* **Task goal**: State the count of lines below in which the word "underline" appears, and add nothing.
■ ■ ■ ■
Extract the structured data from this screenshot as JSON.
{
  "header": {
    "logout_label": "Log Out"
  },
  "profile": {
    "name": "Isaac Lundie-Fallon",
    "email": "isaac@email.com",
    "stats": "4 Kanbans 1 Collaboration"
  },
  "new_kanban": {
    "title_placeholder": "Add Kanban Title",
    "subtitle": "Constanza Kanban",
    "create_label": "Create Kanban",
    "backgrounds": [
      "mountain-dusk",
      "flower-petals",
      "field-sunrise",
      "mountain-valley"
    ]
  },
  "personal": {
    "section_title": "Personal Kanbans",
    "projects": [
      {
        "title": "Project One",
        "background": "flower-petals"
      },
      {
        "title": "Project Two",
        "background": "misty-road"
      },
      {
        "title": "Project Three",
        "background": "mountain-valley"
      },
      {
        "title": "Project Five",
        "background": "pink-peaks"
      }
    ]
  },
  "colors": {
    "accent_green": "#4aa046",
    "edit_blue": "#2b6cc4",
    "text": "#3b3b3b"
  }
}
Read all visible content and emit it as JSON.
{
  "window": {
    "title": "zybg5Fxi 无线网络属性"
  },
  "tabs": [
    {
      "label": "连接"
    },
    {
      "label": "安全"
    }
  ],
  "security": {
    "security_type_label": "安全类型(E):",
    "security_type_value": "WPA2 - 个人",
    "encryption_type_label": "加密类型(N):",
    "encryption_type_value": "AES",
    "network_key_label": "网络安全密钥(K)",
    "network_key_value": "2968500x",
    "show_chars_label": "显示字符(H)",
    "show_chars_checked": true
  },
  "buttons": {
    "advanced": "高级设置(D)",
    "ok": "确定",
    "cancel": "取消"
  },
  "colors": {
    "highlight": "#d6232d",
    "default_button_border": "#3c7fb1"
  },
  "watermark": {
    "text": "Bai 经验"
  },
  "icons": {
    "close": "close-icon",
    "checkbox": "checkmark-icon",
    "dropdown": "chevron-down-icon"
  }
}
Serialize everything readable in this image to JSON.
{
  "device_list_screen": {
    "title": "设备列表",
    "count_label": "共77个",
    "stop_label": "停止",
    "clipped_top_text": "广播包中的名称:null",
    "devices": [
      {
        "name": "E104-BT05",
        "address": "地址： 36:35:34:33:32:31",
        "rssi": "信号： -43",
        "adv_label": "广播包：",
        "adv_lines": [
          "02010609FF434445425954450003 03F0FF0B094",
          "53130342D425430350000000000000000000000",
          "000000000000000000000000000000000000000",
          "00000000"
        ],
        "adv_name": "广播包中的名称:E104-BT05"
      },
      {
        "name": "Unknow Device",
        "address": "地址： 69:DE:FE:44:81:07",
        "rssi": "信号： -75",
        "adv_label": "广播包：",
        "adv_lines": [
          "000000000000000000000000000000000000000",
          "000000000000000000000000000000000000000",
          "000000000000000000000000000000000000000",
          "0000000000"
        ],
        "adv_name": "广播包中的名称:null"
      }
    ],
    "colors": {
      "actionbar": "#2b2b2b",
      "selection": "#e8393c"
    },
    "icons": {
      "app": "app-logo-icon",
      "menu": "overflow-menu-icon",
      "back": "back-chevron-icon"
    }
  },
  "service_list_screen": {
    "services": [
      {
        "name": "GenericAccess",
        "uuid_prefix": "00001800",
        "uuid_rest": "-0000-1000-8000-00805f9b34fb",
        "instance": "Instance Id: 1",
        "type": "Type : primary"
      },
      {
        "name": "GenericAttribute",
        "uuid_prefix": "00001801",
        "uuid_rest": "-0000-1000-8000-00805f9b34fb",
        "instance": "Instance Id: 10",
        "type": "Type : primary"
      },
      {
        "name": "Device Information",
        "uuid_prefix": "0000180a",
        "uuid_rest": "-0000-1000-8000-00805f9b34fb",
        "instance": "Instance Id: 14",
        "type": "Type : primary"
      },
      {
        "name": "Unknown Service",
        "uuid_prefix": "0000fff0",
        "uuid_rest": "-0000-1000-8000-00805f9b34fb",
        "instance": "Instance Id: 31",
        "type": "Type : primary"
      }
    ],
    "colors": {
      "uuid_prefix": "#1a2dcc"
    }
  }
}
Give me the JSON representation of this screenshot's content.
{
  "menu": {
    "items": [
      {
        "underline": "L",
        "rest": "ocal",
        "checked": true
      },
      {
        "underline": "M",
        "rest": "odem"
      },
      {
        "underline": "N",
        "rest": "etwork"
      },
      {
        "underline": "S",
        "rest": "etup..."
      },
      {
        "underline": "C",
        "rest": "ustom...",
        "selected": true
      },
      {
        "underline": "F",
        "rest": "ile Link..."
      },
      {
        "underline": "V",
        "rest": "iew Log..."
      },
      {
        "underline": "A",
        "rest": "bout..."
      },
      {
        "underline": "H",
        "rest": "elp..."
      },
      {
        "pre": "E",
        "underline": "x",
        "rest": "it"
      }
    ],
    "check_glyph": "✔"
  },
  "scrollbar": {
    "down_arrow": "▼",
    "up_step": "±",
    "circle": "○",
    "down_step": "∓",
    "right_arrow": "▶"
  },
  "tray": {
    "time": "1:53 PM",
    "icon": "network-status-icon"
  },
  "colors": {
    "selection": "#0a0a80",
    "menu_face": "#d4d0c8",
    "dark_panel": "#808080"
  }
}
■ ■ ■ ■
* **Your solution**: 10